Sipuleucel-T is an autologous cellular immunotherapy for the treatment of asymptomatic or minimally symptomatic metastatic castrate resistant prostate cancer (mCRPC). Sipuleucel-T consists of autologous peripheral blood mononuclear cells (PBMCs), including antigen presenting cells (APCs), that have been activated with a recombinant human protein, PAP-GM-CSF (prostatic acid phosphatase [PAP] linked to granulocyte-macrophage colony-stimulating factor [GM-CSF]). It is prepared from cells collected by leukaphereses at Weeks 0, 2, and 4 and infused approximately 3 days following each leukapheresis. Three randomized Phase 3 studies have been completed in mCRPC patients, the largest of which was the IMPACT study. In the IMPACT study, 512 patients were randomized (2:1) to sipuleucel-T or control (non-activated autologous PBMCs). Complete blood counts were performed at Baseline and Weeks 6, 14, and 26, which included total white blood cell counts and eosinophil counts. Laboratory values for time points were categorized as low, normal, or high using the normal range for each laboratory test. A higher percentage of patients randomized to sipuleucel-T developed mild and transient elevations in eosinophil counts versus patients randomized to control. At Week 6, 26.3% (72/274) of sipuleucel-T patients with a normal baseline eosinophil count had an elevated eosinophil count compared with 0.7% (1/145) of control patients. By Week 14, 2.1% (4/193) of sipuleucel-T patients with a normal baseline eosinophil count had an elevated eosinophil count compared with 0% (0/93) control patients.
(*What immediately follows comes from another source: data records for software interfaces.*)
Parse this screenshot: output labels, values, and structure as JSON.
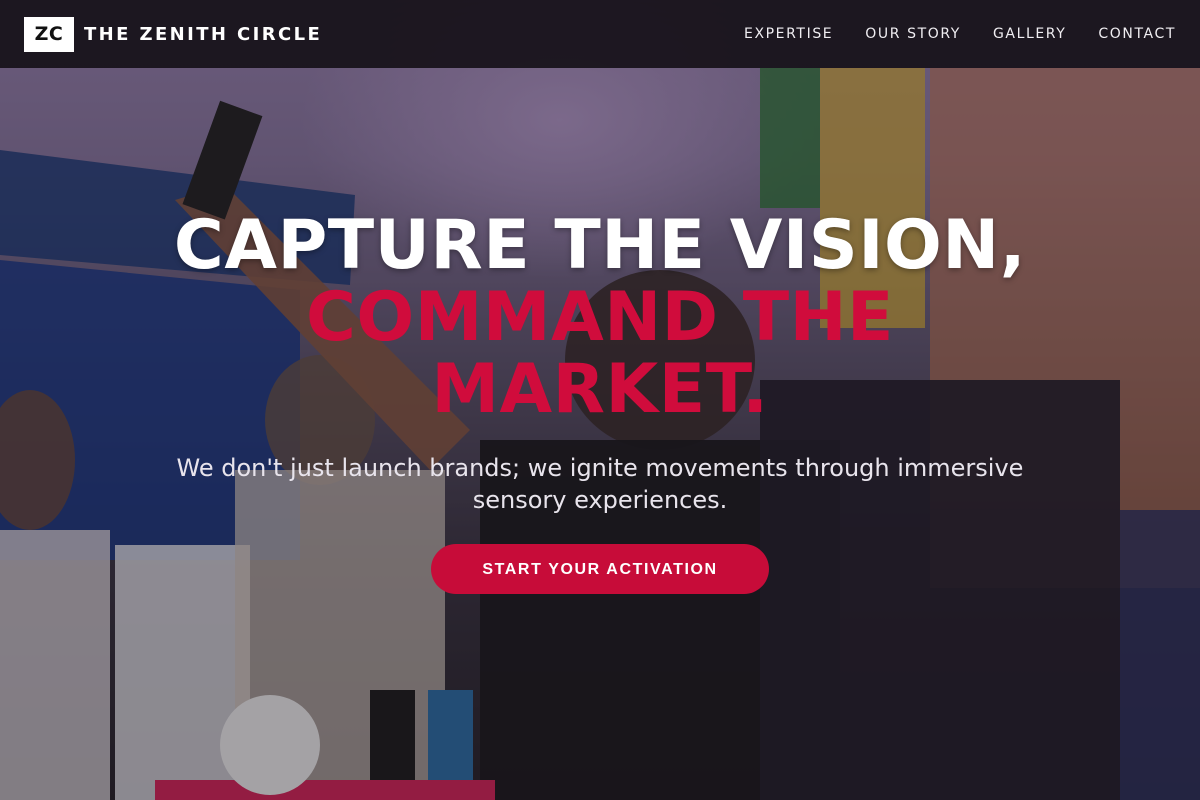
{
  "brand": {
    "logo_text": "ZC",
    "name": "THE ZENITH CIRCLE"
  },
  "nav": {
    "links": [
      "EXPERTISE",
      "OUR STORY",
      "GALLERY",
      "CONTACT"
    ]
  },
  "hero": {
    "headline_white": "CAPTURE THE VISION,",
    "headline_red": "COMMAND THE MARKET.",
    "subtext": "We don't just launch brands; we ignite movements through immersive sensory experiences.",
    "cta_label": "START YOUR ACTIVATION"
  },
  "colors": {
    "accent": "#c70c39",
    "nav_background": "#141016"
  }
}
Sipuleucel-T treated patients showed robust antigen specific antibody responses against the immunizing antigen at Weeks 6, 14, and 26. There was a positive correlation between the change in eosinophil count from baseline and the magnitude of the immune response (r = 0.189 at Week 6, r = 0.289 at Week 14, and r = 0.279 at Week 26). There was also a positive correlation between the magnitude of eosinophil count increase and the magnitude of increase in the serum cytokines IL2, IL5, and thymus and activated-regulated chemokine (TARC) in the weeks following treatment with sipuleucel-T. Patients who developed eosinophilia compared with those who did not experienced a higher frequency of some events associated with infusion reactions, such as chills (67.7% vs. 51.4%), pyrexia (41.9% vs. 30.1%), and headache (30.6% vs. 16.7%), but otherwise eosinophilia did not appear to be generally associated with clinical consequences, and there were no cases of hypereosinophilic syndrome reported. There was a positive correlation noted between the magnitude of increase in eosinophil count from baseline and overall survival in sipuleucel-T patients from the 3 mCRPC Phase 3 studies (N = 431, HR = 0.627, P = 0.012). In summary, transient elevated eosinophil counts have been noted in approximately 25% of patients who receive sipuleucel-T, and were associated with an immune response to the immunizing antigen, higher serum levels of the cytokines IL2, IL5 and TARC, and prolonged overall survival.
Sims:Dendreon Corp.: Employment. Lin:Dendreon Corp.: Employment. dela Rosa:Dendreon Corp.: Employment. Sheikh:Dendreon Corp.: Employment. Whitmore:Dendreon Corp.: Employment. Frohlich:Dendreon Corp.: Employment.
Asterisk with author names denotes non-ASH members.